> ABOUT THIS TASK: The listing is to be reproduced exactly, excluding its pictures.

Segment Start: DATASET RECORDS

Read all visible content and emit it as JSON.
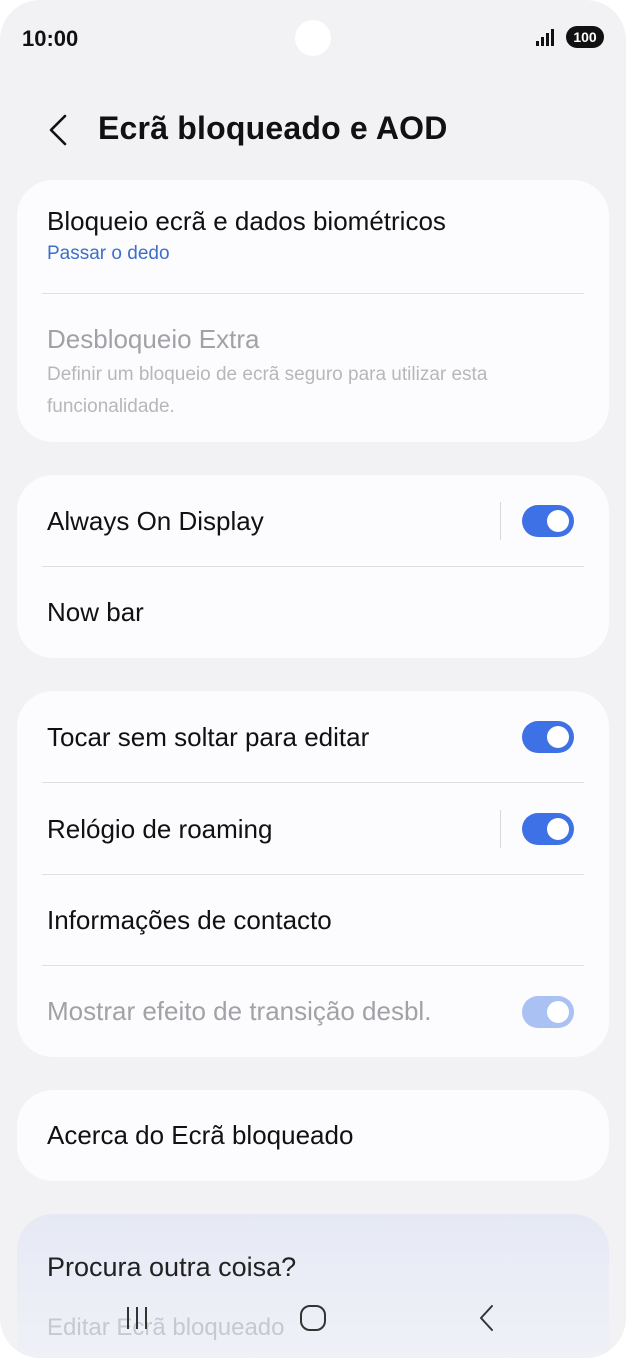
{
  "status_bar": {
    "time": "10:00",
    "battery": "100",
    "signal_icon": "signal-bars-icon"
  },
  "header": {
    "title": "Ecrã bloqueado e AOD",
    "back_icon": "chevron-left-icon"
  },
  "card_security": {
    "lock_screen": {
      "title": "Bloqueio ecrã e dados biométricos",
      "subtitle": "Passar o dedo"
    },
    "extra_unlock": {
      "title": "Desbloqueio Extra",
      "subtitle": "Definir um bloqueio de ecrã seguro para utilizar esta funcionalidade."
    }
  },
  "card_display": {
    "aod": {
      "title": "Always On Display",
      "enabled": true
    },
    "now_bar": {
      "title": "Now bar"
    }
  },
  "card_options": {
    "touch_hold": {
      "title": "Tocar sem soltar para editar",
      "enabled": true
    },
    "roaming_clock": {
      "title": "Relógio de roaming",
      "enabled": true
    },
    "contact_info": {
      "title": "Informações de contacto"
    },
    "transition_effect": {
      "title": "Mostrar efeito de transição desbl.",
      "enabled": true,
      "disabled": true
    }
  },
  "card_about": {
    "title": "Acerca do Ecrã bloqueado"
  },
  "search_suggestions": {
    "title": "Procura outra coisa?",
    "link": "Editar Ecrã bloqueado"
  },
  "nav_bar": {
    "recents_icon": "recents-icon",
    "home_icon": "home-icon",
    "back_icon": "back-icon"
  },
  "colors": {
    "accent": "#3e70e6",
    "link": "#3e6fc8",
    "background": "#f2f2f5",
    "card": "#fcfcfe"
  }
}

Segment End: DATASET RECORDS

> WRITTEN SOLUTION:
Read all visible content and emit it as JSON.
{
  "status_bar": {
    "time": "10:00",
    "battery": "100",
    "signal_icon": "signal-bars-icon"
  },
  "header": {
    "title": "Ecrã bloqueado e AOD",
    "back_icon": "chevron-left-icon"
  },
  "card_security": {
    "lock_screen": {
      "title": "Bloqueio ecrã e dados biométricos",
      "subtitle": "Passar o dedo"
    },
    "extra_unlock": {
      "title": "Desbloqueio Extra",
      "subtitle": "Definir um bloqueio de ecrã seguro para utilizar esta funcionalidade."
    }
  },
  "card_display": {
    "aod": {
      "title": "Always On Display",
      "enabled": true
    },
    "now_bar": {
      "title": "Now bar"
    }
  },
  "card_options": {
    "touch_hold": {
      "title": "Tocar sem soltar para editar",
      "enabled": true
    },
    "roaming_clock": {
      "title": "Relógio de roaming",
      "enabled": true
    },
    "contact_info": {
      "title": "Informações de contacto"
    },
    "transition_effect": {
      "title": "Mostrar efeito de transição desbl.",
      "enabled": true,
      "disabled": true
    }
  },
  "card_about": {
    "title": "Acerca do Ecrã bloqueado"
  },
  "search_suggestions": {
    "title": "Procura outra coisa?",
    "link": "Editar Ecrã bloqueado"
  },
  "nav_bar": {
    "recents_icon": "recents-icon",
    "home_icon": "home-icon",
    "back_icon": "back-icon"
  },
  "colors": {
    "accent": "#3e70e6",
    "link": "#3e6fc8",
    "background": "#f2f2f5",
    "card": "#fcfcfe"
  }
}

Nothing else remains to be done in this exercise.